» **Aim of the exercise**:
Which lines of the entries below include "value"? List them all.

++++++++++

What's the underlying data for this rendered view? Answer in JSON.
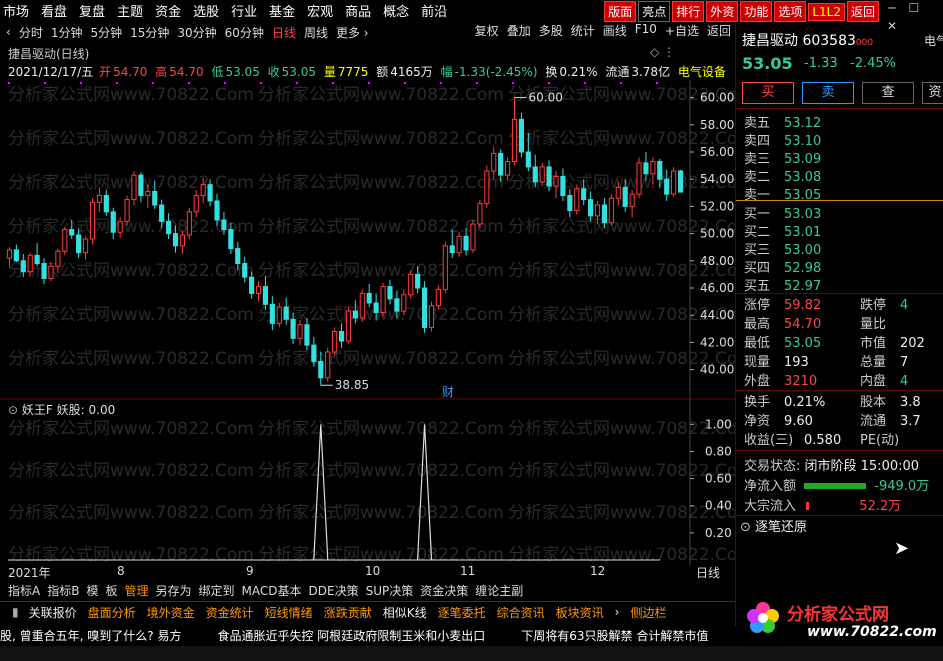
{
  "menubar": [
    "市场",
    "看盘",
    "复盘",
    "主题",
    "资金",
    "选股",
    "行业",
    "基金",
    "宏观",
    "商品",
    "概念",
    "前沿"
  ],
  "topbuttons": [
    "版面",
    "亮点",
    "排行",
    "外资",
    "功能",
    "选项",
    "L1L2",
    "返回"
  ],
  "periods": [
    "分时",
    "1分钟",
    "5分钟",
    "15分钟",
    "30分钟",
    "60分钟",
    "日线",
    "周线",
    "更多 ›"
  ],
  "active_period": "日线",
  "chart_tools": [
    "复权",
    "叠加",
    "多股",
    "统计",
    "画线",
    "F10",
    "+自选",
    "返回"
  ],
  "chart_title": "捷昌驱动(日线)",
  "quote": {
    "date": "2021/12/17/五",
    "open_label": "开",
    "open": "54.70",
    "high_label": "高",
    "high": "54.70",
    "low_label": "低",
    "low": "53.05",
    "close_label": "收",
    "close": "53.05",
    "vol_label": "量",
    "vol": "7775",
    "amount_label": "额",
    "amount": "4165万",
    "range_label": "幅",
    "range": "-1.33(-2.45%)",
    "turnover_label": "换",
    "turnover": "0.21%",
    "float_label": "流通",
    "float": "3.78亿",
    "sector": "电气设备"
  },
  "main_axis": [
    "60.00",
    "58.00",
    "56.00",
    "54.00",
    "52.00",
    "50.00",
    "48.00",
    "46.00",
    "44.00",
    "42.00",
    "40.00"
  ],
  "high_mark": "60.00",
  "low_mark": "38.85",
  "cai_label": "财",
  "sub_header": {
    "name": "妖王F",
    "item": "妖股:",
    "value": "0.00"
  },
  "sub_axis": [
    "1.00",
    "0.80",
    "0.60",
    "0.40",
    "0.20"
  ],
  "x_labels": [
    "2021年",
    "8",
    "9",
    "10",
    "11",
    "12"
  ],
  "x_unit": "日线",
  "indicator_tabs": [
    "指标A",
    "指标B",
    "模",
    "板",
    "管理",
    "另存为",
    "绑定到",
    "MACD基本",
    "DDE决策",
    "SUP决策",
    "资金决策",
    "缠论主副"
  ],
  "active_indicator_tab": "管理",
  "bottom_tabs": [
    "关联报价",
    "盘面分析",
    "境外资金",
    "资金统计",
    "短线情绪",
    "涨跌贡献",
    "相似K线",
    "逐笔委托",
    "综合资讯",
    "板块资讯",
    "›",
    "侧边栏"
  ],
  "ticker": [
    "股, 曾重合五年, 嗅到了什么? 易方",
    "食品通胀近乎失控 阿根廷政府限制玉米和小麦出口",
    "下周将有63只股解禁 合计解禁市值"
  ],
  "stock": {
    "name": "捷昌驱动",
    "code": "603583",
    "badge": "电气",
    "price": "53.05",
    "change": "-1.33",
    "change_pct": "-2.45%"
  },
  "actions": [
    "买",
    "卖",
    "查",
    "资"
  ],
  "asks": [
    {
      "label": "卖五",
      "price": "53.12"
    },
    {
      "label": "卖四",
      "price": "53.10"
    },
    {
      "label": "卖三",
      "price": "53.09"
    },
    {
      "label": "卖二",
      "price": "53.08"
    },
    {
      "label": "卖一",
      "price": "53.05"
    }
  ],
  "bids": [
    {
      "label": "买一",
      "price": "53.03"
    },
    {
      "label": "买二",
      "price": "53.01"
    },
    {
      "label": "买三",
      "price": "53.00"
    },
    {
      "label": "买四",
      "price": "52.98"
    },
    {
      "label": "买五",
      "price": "52.97"
    }
  ],
  "stats": {
    "limit_up_label": "涨停",
    "limit_up": "59.82",
    "limit_down_label": "跌停",
    "limit_down": "4",
    "high_label": "最高",
    "high": "54.70",
    "volume_ratio_label": "量比",
    "volume_ratio": "",
    "low_label": "最低",
    "low": "53.05",
    "mktcap_label": "市值",
    "mktcap": "202",
    "current_label": "现量",
    "current": "193",
    "total_label": "总量",
    "total": "7",
    "outer_label": "外盘",
    "outer": "3210",
    "inner_label": "内盘",
    "inner": "4"
  },
  "stats2": {
    "turnover_label": "换手",
    "turnover": "0.21%",
    "shares_label": "股本",
    "shares": "3.8",
    "nav_label": "净资",
    "nav": "9.60",
    "float_label": "流通",
    "float": "3.7",
    "eps_label": "收益(三)",
    "eps": "0.580",
    "pe_label": "PE(动)",
    "pe": ""
  },
  "trade_status": {
    "label": "交易状态:",
    "value": "闭市阶段 15:00:00"
  },
  "net_inflow": {
    "label": "净流入额",
    "value": "-949.0万"
  },
  "block_flow": {
    "label": "大宗流入",
    "value": "52.2万"
  },
  "tick_section": "逐笔还原",
  "logo": {
    "text": "分析家公式网",
    "url": "www.70822.com"
  },
  "watermark": "分析家公式网www.70822.Com",
  "colors": {
    "up": "#ff3b3b",
    "down": "#33e0e0",
    "bg": "#000000",
    "accent": "#ff4444"
  },
  "chart_data": {
    "type": "candlestick",
    "title": "捷昌驱动(日线)",
    "ylim": [
      38.5,
      61
    ],
    "high": 60.0,
    "low": 38.85,
    "candles": [
      [
        48.2,
        49.0,
        47.5,
        48.8
      ],
      [
        48.8,
        49.2,
        47.9,
        48.0
      ],
      [
        48.0,
        48.5,
        46.8,
        47.2
      ],
      [
        47.2,
        48.6,
        46.9,
        48.4
      ],
      [
        48.4,
        49.3,
        47.6,
        47.8
      ],
      [
        47.8,
        48.2,
        46.3,
        46.7
      ],
      [
        46.7,
        47.9,
        46.5,
        47.6
      ],
      [
        47.6,
        48.9,
        47.1,
        48.7
      ],
      [
        48.7,
        50.5,
        48.4,
        50.3
      ],
      [
        50.3,
        51.0,
        49.6,
        49.9
      ],
      [
        49.9,
        50.4,
        48.2,
        48.6
      ],
      [
        48.6,
        49.8,
        48.1,
        49.6
      ],
      [
        49.6,
        52.6,
        49.2,
        52.3
      ],
      [
        52.3,
        53.4,
        51.6,
        52.8
      ],
      [
        52.8,
        53.2,
        51.3,
        51.6
      ],
      [
        51.6,
        51.9,
        49.6,
        50.1
      ],
      [
        50.1,
        51.2,
        49.7,
        50.9
      ],
      [
        50.9,
        52.8,
        50.6,
        52.5
      ],
      [
        52.5,
        54.6,
        52.1,
        54.3
      ],
      [
        54.3,
        54.5,
        52.3,
        52.8
      ],
      [
        52.8,
        53.6,
        51.9,
        53.1
      ],
      [
        53.1,
        53.9,
        51.8,
        52.1
      ],
      [
        52.1,
        52.5,
        50.4,
        50.9
      ],
      [
        50.9,
        51.5,
        49.6,
        50.0
      ],
      [
        50.0,
        50.6,
        48.6,
        49.1
      ],
      [
        49.1,
        50.2,
        48.5,
        49.9
      ],
      [
        49.9,
        51.9,
        49.6,
        51.6
      ],
      [
        51.6,
        53.2,
        51.2,
        52.8
      ],
      [
        52.8,
        54.1,
        52.2,
        53.6
      ],
      [
        53.6,
        54.0,
        52.0,
        52.4
      ],
      [
        52.4,
        52.9,
        50.6,
        51.0
      ],
      [
        51.0,
        51.6,
        49.9,
        50.3
      ],
      [
        50.3,
        50.8,
        48.5,
        48.9
      ],
      [
        48.9,
        49.4,
        47.3,
        47.8
      ],
      [
        47.8,
        48.3,
        46.4,
        46.8
      ],
      [
        46.8,
        47.2,
        45.2,
        45.6
      ],
      [
        45.6,
        46.5,
        45.0,
        46.1
      ],
      [
        46.1,
        46.9,
        44.4,
        44.8
      ],
      [
        44.8,
        45.4,
        42.9,
        43.4
      ],
      [
        43.4,
        44.9,
        43.1,
        44.6
      ],
      [
        44.6,
        45.3,
        43.3,
        43.7
      ],
      [
        43.7,
        44.2,
        41.9,
        42.3
      ],
      [
        42.3,
        43.6,
        41.8,
        43.3
      ],
      [
        43.3,
        43.8,
        41.4,
        41.8
      ],
      [
        41.8,
        42.4,
        40.2,
        40.6
      ],
      [
        40.6,
        41.3,
        38.85,
        39.4
      ],
      [
        39.4,
        41.6,
        39.1,
        41.3
      ],
      [
        41.3,
        43.1,
        41.0,
        42.8
      ],
      [
        42.8,
        43.4,
        41.6,
        42.1
      ],
      [
        42.1,
        44.6,
        41.9,
        44.3
      ],
      [
        44.3,
        45.1,
        43.4,
        43.8
      ],
      [
        43.8,
        45.9,
        43.5,
        45.6
      ],
      [
        45.6,
        46.3,
        44.6,
        44.9
      ],
      [
        44.9,
        45.6,
        43.6,
        44.2
      ],
      [
        44.2,
        46.4,
        43.9,
        46.1
      ],
      [
        46.1,
        46.6,
        44.8,
        45.2
      ],
      [
        45.2,
        45.8,
        43.8,
        44.3
      ],
      [
        44.3,
        45.9,
        44.0,
        45.5
      ],
      [
        45.5,
        47.3,
        45.2,
        47.0
      ],
      [
        47.0,
        47.6,
        45.6,
        46.0
      ],
      [
        46.0,
        46.5,
        42.7,
        43.1
      ],
      [
        43.1,
        45.0,
        42.8,
        44.7
      ],
      [
        44.7,
        46.2,
        44.4,
        45.9
      ],
      [
        45.9,
        49.4,
        45.6,
        49.1
      ],
      [
        49.1,
        50.3,
        48.2,
        48.6
      ],
      [
        48.6,
        50.1,
        48.3,
        49.8
      ],
      [
        49.8,
        50.4,
        48.4,
        48.8
      ],
      [
        48.8,
        51.0,
        48.6,
        50.7
      ],
      [
        50.7,
        52.5,
        50.4,
        52.2
      ],
      [
        52.2,
        55.0,
        51.9,
        54.6
      ],
      [
        54.6,
        56.4,
        54.0,
        55.9
      ],
      [
        55.9,
        56.2,
        53.8,
        54.3
      ],
      [
        54.3,
        55.6,
        53.9,
        55.3
      ],
      [
        55.3,
        60.0,
        55.0,
        58.4
      ],
      [
        58.4,
        58.9,
        55.6,
        56.0
      ],
      [
        56.0,
        57.4,
        54.6,
        54.9
      ],
      [
        54.9,
        55.8,
        53.4,
        53.8
      ],
      [
        53.8,
        55.2,
        53.5,
        54.9
      ],
      [
        54.9,
        55.4,
        53.1,
        53.5
      ],
      [
        53.5,
        54.6,
        52.6,
        54.2
      ],
      [
        54.2,
        54.8,
        52.4,
        52.8
      ],
      [
        52.8,
        53.3,
        51.2,
        51.7
      ],
      [
        51.7,
        53.6,
        51.4,
        53.3
      ],
      [
        53.3,
        54.0,
        52.1,
        52.5
      ],
      [
        52.5,
        53.1,
        50.9,
        51.3
      ],
      [
        51.3,
        52.4,
        50.7,
        52.1
      ],
      [
        52.1,
        52.6,
        50.4,
        50.8
      ],
      [
        50.8,
        52.9,
        50.6,
        52.6
      ],
      [
        52.6,
        53.8,
        52.1,
        53.4
      ],
      [
        53.4,
        54.0,
        51.6,
        52.0
      ],
      [
        52.0,
        53.2,
        51.2,
        52.9
      ],
      [
        52.9,
        55.6,
        52.6,
        55.2
      ],
      [
        55.2,
        56.0,
        53.9,
        54.4
      ],
      [
        54.4,
        55.6,
        53.6,
        55.3
      ],
      [
        55.3,
        55.5,
        53.4,
        54.0
      ],
      [
        54.0,
        54.7,
        52.4,
        52.9
      ],
      [
        52.9,
        54.9,
        52.7,
        54.6
      ],
      [
        54.6,
        54.7,
        53.05,
        53.05
      ]
    ],
    "signal_peaks": [
      {
        "x_index": 45,
        "value": 1.0
      },
      {
        "x_index": 60,
        "value": 1.0
      }
    ],
    "sub_ylim": [
      0,
      1.15
    ]
  }
}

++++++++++

» **Response box**:
    "value": "0.00"
    "value": "闭市阶段 15:00:00"
    "value": "-949.0万"
    "value": "52.2万"
        "value": 1.0
        "value": 1.0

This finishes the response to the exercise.